Publication Date


Date of Final Oral Examination (Defense)


Type of Culminating Activity


Degree Title

Doctor of Philosophy in Geosciences



Major Advisor

V. Dorsey Wanless, Ph.D.


Mark Schmitz, Ph.D.


Brittany Brand, Ph.D.


Corey Wall, Ph.D.

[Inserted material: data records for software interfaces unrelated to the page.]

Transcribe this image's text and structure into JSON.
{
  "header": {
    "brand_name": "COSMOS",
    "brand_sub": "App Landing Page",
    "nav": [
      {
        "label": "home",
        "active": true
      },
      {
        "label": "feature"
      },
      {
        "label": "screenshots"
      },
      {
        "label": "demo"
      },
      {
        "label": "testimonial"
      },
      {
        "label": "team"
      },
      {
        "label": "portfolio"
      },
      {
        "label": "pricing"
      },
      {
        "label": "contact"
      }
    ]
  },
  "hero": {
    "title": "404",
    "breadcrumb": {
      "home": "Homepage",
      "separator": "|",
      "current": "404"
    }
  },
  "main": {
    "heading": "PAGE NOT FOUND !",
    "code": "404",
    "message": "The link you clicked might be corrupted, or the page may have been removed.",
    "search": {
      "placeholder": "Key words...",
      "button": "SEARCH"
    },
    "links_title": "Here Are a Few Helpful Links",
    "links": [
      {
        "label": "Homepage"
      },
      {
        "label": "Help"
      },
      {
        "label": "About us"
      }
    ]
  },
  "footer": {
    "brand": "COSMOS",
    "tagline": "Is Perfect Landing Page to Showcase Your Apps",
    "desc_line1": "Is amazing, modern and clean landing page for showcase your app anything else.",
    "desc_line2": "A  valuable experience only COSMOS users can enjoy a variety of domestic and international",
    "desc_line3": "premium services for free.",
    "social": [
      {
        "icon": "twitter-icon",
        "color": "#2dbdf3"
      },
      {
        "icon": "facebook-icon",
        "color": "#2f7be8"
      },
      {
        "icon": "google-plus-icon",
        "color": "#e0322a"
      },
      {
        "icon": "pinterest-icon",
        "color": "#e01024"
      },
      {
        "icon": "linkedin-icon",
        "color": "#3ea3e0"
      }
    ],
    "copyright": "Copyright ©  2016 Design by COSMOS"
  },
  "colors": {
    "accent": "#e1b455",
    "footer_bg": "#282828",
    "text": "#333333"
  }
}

Lavas erupted at ocean island volcanoes are classically used as probes of the deep Earth, with ultimate goals of discerning the compositional heterogeneity, structure and dynamics of the Earth’s mantle. However, sampling restricted to volcanic islands and large, submarine volcanic constructs alone likely results in limited spatial resolution of the mantle’s composition and structure, owing to homogenization in sub-island magma reservoirs. Further, islands provide poor temporal resolution given that their multigenetic construction can overprint any time progressive chemical variations and they subside with age making detailed sampling difficult. For my dissertation I investigate whether seamounts surrounding islands in the Galápagos Archipelago preserve a more spatially distributed record of punctuated, point-source magmatism providing a different perspective on these deeper processes. The first chapter investigates the physical characteristics of the near-island seamounts resulting in the derivation of a 0.2-0.4 m/ka subsidence rate for the archipelago. Chapters two and three evaluate the magmatic relationship of the seamounts to the islands that they surround. From this, it appears seamounts are closely related to the islands but do indeed preserve a higher resolution picture related to evolution and mantle zonation. An important component of my dissertation has been to mix and calibrate a Pb double spike for internal mass-dependent fractionation correction of Pb isotope measurements at Boise State University in an effort to collect highly accurate and precise isotopic data of the seamount lavas to complement the high-resolution sampling of the seamounts themselves (Chapter 4). Finally, the fifth chapter uses high precision Pb isotopes to show that all of the isotopic end members in the Galápagos can be produced from the recycling of a single oceanic package.



Included in

Geochemistry Commons